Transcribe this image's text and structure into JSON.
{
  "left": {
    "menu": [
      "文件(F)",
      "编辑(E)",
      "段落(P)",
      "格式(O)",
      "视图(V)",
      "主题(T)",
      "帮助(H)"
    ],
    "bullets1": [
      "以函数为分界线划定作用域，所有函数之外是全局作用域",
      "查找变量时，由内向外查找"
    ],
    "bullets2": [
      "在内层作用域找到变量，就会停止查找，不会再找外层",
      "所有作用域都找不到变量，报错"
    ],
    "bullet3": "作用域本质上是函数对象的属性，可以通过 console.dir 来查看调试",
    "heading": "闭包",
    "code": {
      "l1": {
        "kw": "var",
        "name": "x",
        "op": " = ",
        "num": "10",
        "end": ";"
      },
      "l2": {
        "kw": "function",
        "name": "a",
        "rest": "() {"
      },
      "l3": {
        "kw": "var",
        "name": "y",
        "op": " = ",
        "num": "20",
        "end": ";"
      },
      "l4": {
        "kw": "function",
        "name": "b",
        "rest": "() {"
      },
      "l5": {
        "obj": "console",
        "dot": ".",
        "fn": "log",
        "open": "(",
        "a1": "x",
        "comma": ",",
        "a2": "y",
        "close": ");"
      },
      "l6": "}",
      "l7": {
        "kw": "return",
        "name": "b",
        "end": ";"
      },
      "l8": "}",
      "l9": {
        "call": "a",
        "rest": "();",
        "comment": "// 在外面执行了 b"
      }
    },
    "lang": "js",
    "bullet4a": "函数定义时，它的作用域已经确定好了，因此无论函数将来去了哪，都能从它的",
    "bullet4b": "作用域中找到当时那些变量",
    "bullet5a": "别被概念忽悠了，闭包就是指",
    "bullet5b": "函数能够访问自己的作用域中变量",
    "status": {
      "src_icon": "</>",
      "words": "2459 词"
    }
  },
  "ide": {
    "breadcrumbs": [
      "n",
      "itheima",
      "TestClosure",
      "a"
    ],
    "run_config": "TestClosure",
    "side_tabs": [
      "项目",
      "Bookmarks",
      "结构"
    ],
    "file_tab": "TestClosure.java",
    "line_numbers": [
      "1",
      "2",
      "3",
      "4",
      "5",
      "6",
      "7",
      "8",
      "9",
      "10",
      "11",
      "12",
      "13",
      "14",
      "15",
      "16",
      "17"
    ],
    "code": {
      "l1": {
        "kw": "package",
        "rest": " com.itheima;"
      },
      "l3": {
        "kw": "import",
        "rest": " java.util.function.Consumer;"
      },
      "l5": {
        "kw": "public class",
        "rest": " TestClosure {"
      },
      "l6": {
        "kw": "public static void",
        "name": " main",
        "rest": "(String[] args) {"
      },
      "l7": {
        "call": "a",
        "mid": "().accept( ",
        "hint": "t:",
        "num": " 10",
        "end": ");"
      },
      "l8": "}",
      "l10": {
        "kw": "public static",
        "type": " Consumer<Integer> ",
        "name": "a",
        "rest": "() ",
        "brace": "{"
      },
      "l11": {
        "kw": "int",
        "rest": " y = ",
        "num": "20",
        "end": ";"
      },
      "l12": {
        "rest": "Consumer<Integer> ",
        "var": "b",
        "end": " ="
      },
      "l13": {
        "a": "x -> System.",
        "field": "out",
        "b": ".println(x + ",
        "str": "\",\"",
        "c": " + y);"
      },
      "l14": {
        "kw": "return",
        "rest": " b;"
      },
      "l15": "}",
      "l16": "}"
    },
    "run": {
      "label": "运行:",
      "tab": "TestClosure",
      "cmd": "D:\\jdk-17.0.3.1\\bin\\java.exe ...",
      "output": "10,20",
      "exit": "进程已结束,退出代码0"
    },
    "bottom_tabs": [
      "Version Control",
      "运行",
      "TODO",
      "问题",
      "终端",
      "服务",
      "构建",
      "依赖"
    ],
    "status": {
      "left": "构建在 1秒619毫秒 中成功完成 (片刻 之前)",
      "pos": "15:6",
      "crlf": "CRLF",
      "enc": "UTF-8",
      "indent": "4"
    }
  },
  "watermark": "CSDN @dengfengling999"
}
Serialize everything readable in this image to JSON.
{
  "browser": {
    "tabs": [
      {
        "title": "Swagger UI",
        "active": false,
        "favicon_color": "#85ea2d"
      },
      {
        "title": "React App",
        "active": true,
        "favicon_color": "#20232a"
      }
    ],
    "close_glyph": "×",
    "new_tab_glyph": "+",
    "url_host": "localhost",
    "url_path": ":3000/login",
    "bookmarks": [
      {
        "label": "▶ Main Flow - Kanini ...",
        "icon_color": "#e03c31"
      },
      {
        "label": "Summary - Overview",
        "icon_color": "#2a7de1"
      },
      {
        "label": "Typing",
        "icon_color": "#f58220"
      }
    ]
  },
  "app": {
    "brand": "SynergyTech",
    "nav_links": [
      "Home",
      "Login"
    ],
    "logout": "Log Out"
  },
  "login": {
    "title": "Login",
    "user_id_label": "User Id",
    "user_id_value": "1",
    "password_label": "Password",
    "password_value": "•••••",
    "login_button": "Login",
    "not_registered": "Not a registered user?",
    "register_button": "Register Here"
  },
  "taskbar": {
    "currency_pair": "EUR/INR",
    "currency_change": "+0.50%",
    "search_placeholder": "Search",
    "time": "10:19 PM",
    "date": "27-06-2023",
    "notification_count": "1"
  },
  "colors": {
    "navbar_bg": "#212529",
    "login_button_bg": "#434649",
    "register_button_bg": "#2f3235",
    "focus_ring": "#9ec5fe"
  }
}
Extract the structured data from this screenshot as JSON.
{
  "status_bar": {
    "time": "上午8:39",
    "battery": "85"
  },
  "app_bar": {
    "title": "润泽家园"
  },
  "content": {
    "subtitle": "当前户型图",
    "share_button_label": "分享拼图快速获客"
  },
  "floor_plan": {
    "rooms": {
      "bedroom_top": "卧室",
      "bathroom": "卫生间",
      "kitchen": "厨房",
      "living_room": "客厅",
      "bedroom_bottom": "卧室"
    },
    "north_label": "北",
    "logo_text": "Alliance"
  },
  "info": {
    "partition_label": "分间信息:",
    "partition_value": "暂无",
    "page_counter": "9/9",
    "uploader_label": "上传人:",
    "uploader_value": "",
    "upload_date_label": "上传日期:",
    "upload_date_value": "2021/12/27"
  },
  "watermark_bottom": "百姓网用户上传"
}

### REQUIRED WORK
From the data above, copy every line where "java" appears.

### FINISHED EXERCISE
    "file_tab": "TestClosure.java",
        "rest": " java.util.function.Consumer;"
      "cmd": "D:\\jdk-17.0.3.1\\bin\\java.exe ...",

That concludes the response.